In the third episode, there’s a skit so funny I was laughing about it for days. William Shakespeare comes back to life. Now, as a movie critic who has watched too many movies where someone has come back to life (or in some cases, like in Ted – a teddy bear), this was a terrific take on that. Foley plays the Bard; and also plays a DJ in a skit where in a post-apocalyptic world, he’s a DJ that only has one record to play – Brand New Key by Melanie. As a former DJ, this appealed to me on a few levels. And the way they kept coming back to it in the episode, reminded me of the times in the old show they did that with certain skits.
Seeing Mark and Bruce play the fast-talking salesmen was a treat. In the old days, just watching Bruce twist his head, pause, and inquire about something he feigned interest in – was hysterical. It’s a shame their “gut spigot” isn’t a real thing. I was ready to order one.
Scott squinting his eyes again, as a businessman buying shoes, is terrific. It started strong, and just as the bit was getting weaker in the middle, there’s a punchline that knocks it out of the park. It reminded me of the old skit where a businessman is squirted in the face by a clown during a meeting.
One thing bothering me about these new episodes is how much I loved in the old days, they always started with a bit that would be really short, before going into the opening credits (and that great Shadowy Men on a Shadowy Planet song). WIth these new episodes, they were regular length bits.
The 4th episode gives us a great superhero bit, which is perfect, considering how popular Marvel movies are now. Bruce plays “Super Drunk.” There’s a great villain that everyone will love, and a quick scene with him being drunk in a bar and singing “These are the Dave’s I know.”
There was a Hotel La Rut bit, which I always felt was a mixed bag.
There’s some meta-madness going on with Dave talking to Kevin in a skit at a pawn shop, where he quickly starts talking about this being another “Kevin McDonald bit.” It had me rolling. Kevin’s huge smile was great, and it made you wonder if they really have conversations like this when talking about which bits they’ll use. We’ve all heard the stories from former SNL cast members and writers talking about the 100 skits pitched that they’re hoping get used, but who would have thought that with only five guys, the same conversations come up (that was touched upon briefly in the Comedy Punks documentary).

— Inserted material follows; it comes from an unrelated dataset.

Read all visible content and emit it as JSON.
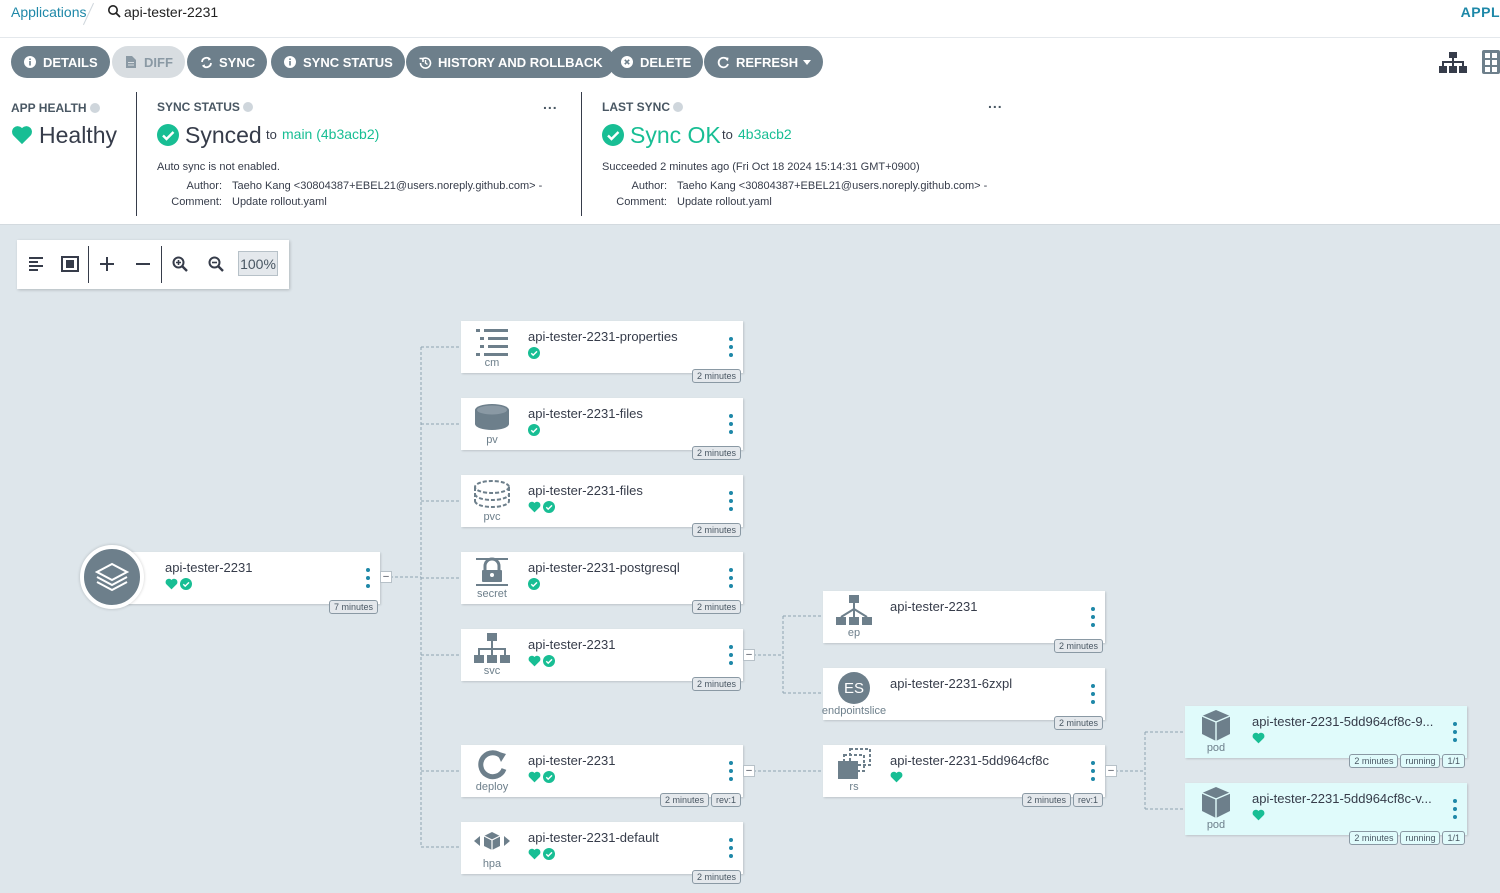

The 5th episode surprised me, because…I always thought Bruce’s little kid Gavin was hysterical. It never occurred to me, at this age, he’d be able to pull it off. He still looks just like that annoying little kid (although they make a reference to his age in the bit).
Francesca and Bruno show up. And, a skit involving a murderous cat – amazing! I also loved a bit involving a house purchase.
And as a critic who has seen so many movies involving hit men – the one they did with this hit man was the sh**. Well, doo-doo (you’ll get that line when you see it).
I’m giving these 4 out of 5 stars, and you can watch them on Amazon Prime Video, starting today with two episodes, and two new episodes each Friday after that. My mind is already racing at the many old characters they might bring back in future episodes. I’m wondering if Rod Torfulson’s Armada featuring Herman Menderchuk, are still trying to make it. Did Simon & Hecubus’s horror show get canceled? Did the Chicken Lady lay any eggs? And certainly those 30 Helen’s aren’t still around, are they? I can’t wait to find out.